How Much Time Do Kids Socialize in School?

By Erica Loop
Your child enjoys social interactions during school.
Your child enjoys social interactions during school.

If your parent-teacher conference reveals that your little learner is also a little chatterer during class-time, you aren't alone. While it's not acceptable in the majority of educational environments, talking to friends is beneficial when done during school-sanctioned social times such as recess. Although these social situations comprise a small percentage of the time spent in working in the classroom, they are typically part of daily school activities.

Overall Time in School

To understand how the time kids spend socializing stacks up against instructional time, consider first the overall time spent in school. Each state has specific requirements for the number of days or learning hours that students must put in to move on to the next grade. Failure to do so will typically result in the child being held back or having to attend summer school classes to make up hours. On average, U.S. students spend between 175 and 180 days in school annually, according to the Center for Public Education. This equates to between 900 and 1,000 hours of instructional time each school year.

Instructional Times

The main focus of your child's school day is instructional time. This means that your child is actively involved in the learning process during academic periods such as math, science or English as well as during music, art, physical education or -- in the middle and high school years -- family and consumer sciences, wood shop or metal working. Typically most schools, and teachers frown upon any socialization during instructional times. This isn't to say that teachers expect or require students to listen silently. There are often educationally advantageous reasons for students to speak with one another -- such as working on a group report or conducting an experiment in a lab group during chemistry. Though this kind of group work involves communicating with other students in an academic sense, it still gives kids a sense of connecting with one another.
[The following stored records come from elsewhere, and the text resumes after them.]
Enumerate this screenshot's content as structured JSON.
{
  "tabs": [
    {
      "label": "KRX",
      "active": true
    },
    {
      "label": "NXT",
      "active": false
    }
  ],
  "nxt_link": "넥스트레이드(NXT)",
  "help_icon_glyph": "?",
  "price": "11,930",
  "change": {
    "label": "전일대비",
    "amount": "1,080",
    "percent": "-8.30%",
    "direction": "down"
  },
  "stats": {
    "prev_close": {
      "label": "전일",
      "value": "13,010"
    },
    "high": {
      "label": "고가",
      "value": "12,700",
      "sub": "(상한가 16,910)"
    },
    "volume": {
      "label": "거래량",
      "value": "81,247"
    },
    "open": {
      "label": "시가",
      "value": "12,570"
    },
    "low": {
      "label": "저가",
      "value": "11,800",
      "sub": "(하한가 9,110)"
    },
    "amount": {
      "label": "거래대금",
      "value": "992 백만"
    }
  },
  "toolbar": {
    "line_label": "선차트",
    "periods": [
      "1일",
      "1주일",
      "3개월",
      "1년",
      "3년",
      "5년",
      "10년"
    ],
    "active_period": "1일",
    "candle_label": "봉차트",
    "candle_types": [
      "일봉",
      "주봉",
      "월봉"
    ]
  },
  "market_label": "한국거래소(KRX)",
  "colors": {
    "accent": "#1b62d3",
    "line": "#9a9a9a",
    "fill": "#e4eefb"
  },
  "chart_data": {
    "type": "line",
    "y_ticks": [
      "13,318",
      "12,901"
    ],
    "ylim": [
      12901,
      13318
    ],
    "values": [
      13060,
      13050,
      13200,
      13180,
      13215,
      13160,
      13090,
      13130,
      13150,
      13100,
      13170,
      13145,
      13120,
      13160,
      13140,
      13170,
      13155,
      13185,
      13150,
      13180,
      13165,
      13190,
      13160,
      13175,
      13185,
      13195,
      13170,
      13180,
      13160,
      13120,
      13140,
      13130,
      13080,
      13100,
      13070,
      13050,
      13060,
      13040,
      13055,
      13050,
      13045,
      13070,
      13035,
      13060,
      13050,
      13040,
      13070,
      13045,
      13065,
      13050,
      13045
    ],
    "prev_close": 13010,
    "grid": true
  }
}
Periods for Socialization

The group setting of school provides many opportunities for kids to socialize. For younger kids, recess affords talk and play time for anywhere between 15 and 30 minutes each school day. Likewise, the lunch period provides opportunities for kids to socialize, usually about 20 minutes per school day. If your child primarily socializes with his friends before school starts, the exact amount of time depends on when you drop him off and when the first bell rings. For example, if you drop him off at 7:45 a.m. and homeroom starts at 8 a.m., he has roughly 15 minutes each day of before-school socialization. Multiply that by the number of days in the school year and you get an annual stat to add to the time given for lunch and/or recess. These times will vary according to school.

Social Media

Kids don't always use face-to-face communication in order to socialize during school times. With the growing use of computers, cell phones and other technological devices, contemporary kids spend time socializing with friends online or through text-type talking. According to Nielsen's media stats, kids 13 and older send roughly 2,000 texts -- that's per child -- each month. Additionally, the Kaiser Family Foundation states that children spend roughly 22 minutes each day social networking and that nearly three-quarters of all high schoolers have an online social profile. The amount of time that a child spends on these technological types of social activities during the school day depends on if and when the teachers and administrators allow such communications. Schools may restrict social media use to before or after school times, and may ban cell phones from in-school hours.

About the Author

Based in Pittsburgh, Erica Loop has been writing education, child development and parenting articles since 2009. Her articles have appeared in "Pittsburgh Parent Magazine" and the website PBS Parents. She has a Master of Science in applied developmental psychology from the University of Pittsburgh's School of Education.